Linn County will put the former Willamette Industries mill site up for public auction, it was decided Tuesday morning at a meeting of the Linn County Board of Commissioners.
Commissioners Roger Nyquist and John Lindsey agreed to the decision. Commissioner Will Tucker was not present.
The county has owned the 172-acre property since the end of 2010. It was foreclosed upon in lieu of some $500,000 in unpaid back taxes. Another 250 acres — known as the Knife River property — has already been deeded over to the city of Sweet Home.
County facilities manager Russ Williams told the commissioners he's been working with the city of Sweet Home concerning zoning and possible lot partitions. He added that he is also developing possible pricing levels upon which a minimum bid could be established.
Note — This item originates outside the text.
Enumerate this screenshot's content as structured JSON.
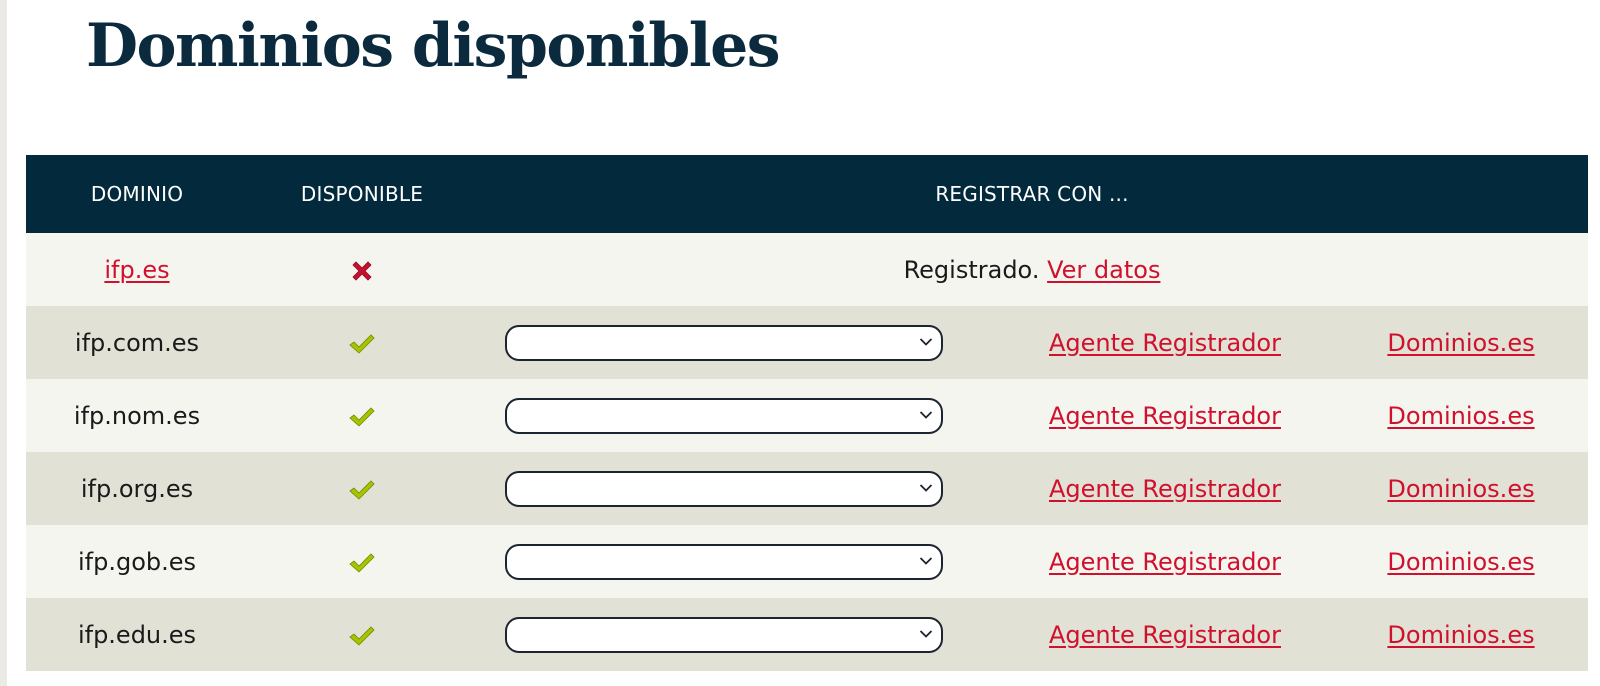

Because the property was gained through tax foreclosure, it must first be offered at auction. If an acceptable bid is not received, the county will then have the option to accept private offers and may also sell the property in three pieces: a large industrial parcel and two smaller parcels.
Nyquist said he would like to proceed as quickly as possible with moving the property into private hands while the housing market's still hot. But, he said, developers may also have to consider a $3- to $7 million environmental clean-up bill in their auction bidding process. After the meeting, he estimated the county would need to get at least $1 million to break even on the amount of back taxes, plus staff time and projects on the site to break even for county taxpayers.
Williams said he's researching ways of reducing that to $1 million and is working with former owner Weyerhaeuser on other options.
“This is kind of like eating an elephant,” he said. “You take one bite at a time.”
Williams hopes to bring four possible pricing plans to the commissioners.
“We want to be careful that we don’t set the price so low that the buyer gets back into a tax foreclosure process,” he said.
“Yes,’ Nyquist replied. “We want this back on the tax rolls.”
Since its acquisition, the property has been the subject of a $1 million clean-up of asbestos materials by the Environmental Protection Agency. It also suffered a major fire and has posed an attractive nuisance for squatters and trespassers.
Last year, a long-term environmental assessment was completed. In September, community members were told that despite contamination issues, there does not appear to be any ticking time bombs. The potential additional cancer risk at the site was deemed minimal, perhaps one additional case in 1 million. Contaminants appear to be stable and have not affected the South Santiam River.
The Willamette Industries (Weyerhaeuser) and Morse Bros. properties were acquired by Western States Land Reliance Trust over several years. Originally, the trust planned to create a large subdivision of high-end homes. Those plans were later changed to more modest homes, but none ever were built.